— What the task asks —
An exact copy of all the data below is required.
── Available data
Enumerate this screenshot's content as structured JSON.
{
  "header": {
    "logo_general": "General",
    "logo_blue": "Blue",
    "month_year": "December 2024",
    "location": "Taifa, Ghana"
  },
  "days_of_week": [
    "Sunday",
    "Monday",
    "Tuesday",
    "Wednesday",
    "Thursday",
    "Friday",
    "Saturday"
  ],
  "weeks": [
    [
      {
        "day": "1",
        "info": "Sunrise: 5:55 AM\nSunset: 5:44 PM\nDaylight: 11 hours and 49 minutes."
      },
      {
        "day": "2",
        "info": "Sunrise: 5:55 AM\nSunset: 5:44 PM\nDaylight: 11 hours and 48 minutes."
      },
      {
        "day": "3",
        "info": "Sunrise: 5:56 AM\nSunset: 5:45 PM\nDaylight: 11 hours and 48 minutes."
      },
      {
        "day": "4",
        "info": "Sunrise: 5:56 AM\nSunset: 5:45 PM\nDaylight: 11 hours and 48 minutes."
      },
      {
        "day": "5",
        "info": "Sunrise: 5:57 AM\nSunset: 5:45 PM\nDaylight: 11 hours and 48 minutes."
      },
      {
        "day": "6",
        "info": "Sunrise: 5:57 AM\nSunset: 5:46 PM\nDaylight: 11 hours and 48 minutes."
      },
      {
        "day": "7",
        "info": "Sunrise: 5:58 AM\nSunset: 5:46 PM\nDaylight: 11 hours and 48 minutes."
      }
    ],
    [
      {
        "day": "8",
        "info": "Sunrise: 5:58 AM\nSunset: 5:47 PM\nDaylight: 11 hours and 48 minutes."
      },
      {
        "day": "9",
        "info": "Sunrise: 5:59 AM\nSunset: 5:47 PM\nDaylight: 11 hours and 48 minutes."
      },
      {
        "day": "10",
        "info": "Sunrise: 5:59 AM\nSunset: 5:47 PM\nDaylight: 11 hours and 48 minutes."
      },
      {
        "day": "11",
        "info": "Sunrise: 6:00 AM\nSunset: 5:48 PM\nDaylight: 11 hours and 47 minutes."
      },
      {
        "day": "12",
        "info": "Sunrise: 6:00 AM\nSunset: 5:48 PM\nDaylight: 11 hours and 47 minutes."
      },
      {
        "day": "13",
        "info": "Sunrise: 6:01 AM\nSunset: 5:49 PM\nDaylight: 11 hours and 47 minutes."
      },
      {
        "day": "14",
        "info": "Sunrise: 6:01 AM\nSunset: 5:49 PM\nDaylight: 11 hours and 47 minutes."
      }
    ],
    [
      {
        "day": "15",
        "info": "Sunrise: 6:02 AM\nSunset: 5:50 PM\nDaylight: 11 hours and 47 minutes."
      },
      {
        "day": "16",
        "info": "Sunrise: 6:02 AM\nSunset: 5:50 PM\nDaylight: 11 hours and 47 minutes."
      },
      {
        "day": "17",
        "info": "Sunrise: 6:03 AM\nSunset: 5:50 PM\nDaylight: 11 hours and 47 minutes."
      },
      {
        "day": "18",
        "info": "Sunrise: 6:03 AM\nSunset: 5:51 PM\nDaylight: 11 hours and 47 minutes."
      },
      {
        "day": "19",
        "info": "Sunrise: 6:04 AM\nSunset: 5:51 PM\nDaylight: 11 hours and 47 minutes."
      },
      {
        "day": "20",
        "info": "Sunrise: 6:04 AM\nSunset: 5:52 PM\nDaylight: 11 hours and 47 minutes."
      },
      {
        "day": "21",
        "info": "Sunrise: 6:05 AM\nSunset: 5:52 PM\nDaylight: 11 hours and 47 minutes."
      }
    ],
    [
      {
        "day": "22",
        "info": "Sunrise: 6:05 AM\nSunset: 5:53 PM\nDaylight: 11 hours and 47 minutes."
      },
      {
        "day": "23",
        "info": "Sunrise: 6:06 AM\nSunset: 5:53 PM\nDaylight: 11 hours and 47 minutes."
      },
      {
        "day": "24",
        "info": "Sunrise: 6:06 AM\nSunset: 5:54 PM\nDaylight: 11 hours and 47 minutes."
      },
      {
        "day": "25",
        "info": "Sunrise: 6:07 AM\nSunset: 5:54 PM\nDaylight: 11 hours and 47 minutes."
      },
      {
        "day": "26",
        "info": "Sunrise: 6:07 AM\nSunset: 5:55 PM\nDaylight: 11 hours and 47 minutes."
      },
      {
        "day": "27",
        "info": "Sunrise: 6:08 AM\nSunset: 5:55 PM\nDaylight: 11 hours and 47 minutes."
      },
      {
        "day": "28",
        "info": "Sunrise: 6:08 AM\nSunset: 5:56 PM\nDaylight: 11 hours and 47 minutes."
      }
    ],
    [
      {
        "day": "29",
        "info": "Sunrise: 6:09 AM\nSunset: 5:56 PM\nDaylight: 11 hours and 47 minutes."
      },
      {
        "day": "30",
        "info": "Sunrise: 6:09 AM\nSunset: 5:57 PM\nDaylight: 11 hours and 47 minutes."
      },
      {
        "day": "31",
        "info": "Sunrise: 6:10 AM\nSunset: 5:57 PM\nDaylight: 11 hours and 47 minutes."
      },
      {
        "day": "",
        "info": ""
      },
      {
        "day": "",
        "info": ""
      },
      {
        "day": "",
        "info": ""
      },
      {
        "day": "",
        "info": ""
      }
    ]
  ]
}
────
— Finished exercise —
Enumerate this screenshot's content as structured JSON.
{
  "header": {
    "logo_general": "General",
    "logo_blue": "Blue",
    "month_year": "December 2024",
    "location": "Taifa, Ghana"
  },
  "days_of_week": [
    "Sunday",
    "Monday",
    "Tuesday",
    "Wednesday",
    "Thursday",
    "Friday",
    "Saturday"
  ],
  "weeks": [
    [
      {
        "day": "1",
        "info": "Sunrise: 5:55 AM\nSunset: 5:44 PM\nDaylight: 11 hours and 49 minutes."
      },
      {
        "day": "2",
        "info": "Sunrise: 5:55 AM\nSunset: 5:44 PM\nDaylight: 11 hours and 48 minutes."
      },
      {
        "day": "3",
        "info": "Sunrise: 5:56 AM\nSunset: 5:45 PM\nDaylight: 11 hours and 48 minutes."
      },
      {
        "day": "4",
        "info": "Sunrise: 5:56 AM\nSunset: 5:45 PM\nDaylight: 11 hours and 48 minutes."
      },
      {
        "day": "5",
        "info": "Sunrise: 5:57 AM\nSunset: 5:45 PM\nDaylight: 11 hours and 48 minutes."
      },
      {
        "day": "6",
        "info": "Sunrise: 5:57 AM\nSunset: 5:46 PM\nDaylight: 11 hours and 48 minutes."
      },
      {
        "day": "7",
        "info": "Sunrise: 5:58 AM\nSunset: 5:46 PM\nDaylight: 11 hours and 48 minutes."
      }
    ],
    [
      {
        "day": "8",
        "info": "Sunrise: 5:58 AM\nSunset: 5:47 PM\nDaylight: 11 hours and 48 minutes."
      },
      {
        "day": "9",
        "info": "Sunrise: 5:59 AM\nSunset: 5:47 PM\nDaylight: 11 hours and 48 minutes."
      },
      {
        "day": "10",
        "info": "Sunrise: 5:59 AM\nSunset: 5:47 PM\nDaylight: 11 hours and 48 minutes."
      },
      {
        "day": "11",
        "info": "Sunrise: 6:00 AM\nSunset: 5:48 PM\nDaylight: 11 hours and 47 minutes."
      },
      {
        "day": "12",
        "info": "Sunrise: 6:00 AM\nSunset: 5:48 PM\nDaylight: 11 hours and 47 minutes."
      },
      {
        "day": "13",
        "info": "Sunrise: 6:01 AM\nSunset: 5:49 PM\nDaylight: 11 hours and 47 minutes."
      },
      {
        "day": "14",
        "info": "Sunrise: 6:01 AM\nSunset: 5:49 PM\nDaylight: 11 hours and 47 minutes."
      }
    ],
    [
      {
        "day": "15",
        "info": "Sunrise: 6:02 AM\nSunset: 5:50 PM\nDaylight: 11 hours and 47 minutes."
      },
      {
        "day": "16",
        "info": "Sunrise: 6:02 AM\nSunset: 5:50 PM\nDaylight: 11 hours and 47 minutes."
      },
      {
        "day": "17",
        "info": "Sunrise: 6:03 AM\nSunset: 5:50 PM\nDaylight: 11 hours and 47 minutes."
      },
      {
        "day": "18",
        "info": "Sunrise: 6:03 AM\nSunset: 5:51 PM\nDaylight: 11 hours and 47 minutes."
      },
      {
        "day": "19",
        "info": "Sunrise: 6:04 AM\nSunset: 5:51 PM\nDaylight: 11 hours and 47 minutes."
      },
      {
        "day": "20",
        "info": "Sunrise: 6:04 AM\nSunset: 5:52 PM\nDaylight: 11 hours and 47 minutes."
      },
      {
        "day": "21",
        "info": "Sunrise: 6:05 AM\nSunset: 5:52 PM\nDaylight: 11 hours and 47 minutes."
      }
    ],
    [
      {
        "day": "22",
        "info": "Sunrise: 6:05 AM\nSunset: 5:53 PM\nDaylight: 11 hours and 47 minutes."
      },
      {
        "day": "23",
        "info": "Sunrise: 6:06 AM\nSunset: 5:53 PM\nDaylight: 11 hours and 47 minutes."
      },
      {
        "day": "24",
        "info": "Sunrise: 6:06 AM\nSunset: 5:54 PM\nDaylight: 11 hours and 47 minutes."
      },
      {
        "day": "25",
        "info": "Sunrise: 6:07 AM\nSunset: 5:54 PM\nDaylight: 11 hours and 47 minutes."
      },
      {
        "day": "26",
        "info": "Sunrise: 6:07 AM\nSunset: 5:55 PM\nDaylight: 11 hours and 47 minutes."
      },
      {
        "day": "27",
        "info": "Sunrise: 6:08 AM\nSunset: 5:55 PM\nDaylight: 11 hours and 47 minutes."
      },
      {
        "day": "28",
        "info": "Sunrise: 6:08 AM\nSunset: 5:56 PM\nDaylight: 11 hours and 47 minutes."
      }
    ],
    [
      {
        "day": "29",
        "info": "Sunrise: 6:09 AM\nSunset: 5:56 PM\nDaylight: 11 hours and 47 minutes."
      },
      {
        "day": "30",
        "info": "Sunrise: 6:09 AM\nSunset: 5:57 PM\nDaylight: 11 hours and 47 minutes."
      },
      {
        "day": "31",
        "info": "Sunrise: 6:10 AM\nSunset: 5:57 PM\nDaylight: 11 hours and 47 minutes."
      },
      {
        "day": "",
        "info": ""
      },
      {
        "day": "",
        "info": ""
      },
      {
        "day": "",
        "info": ""
      },
      {
        "day": "",
        "info": ""
      }
    ]
  ]
}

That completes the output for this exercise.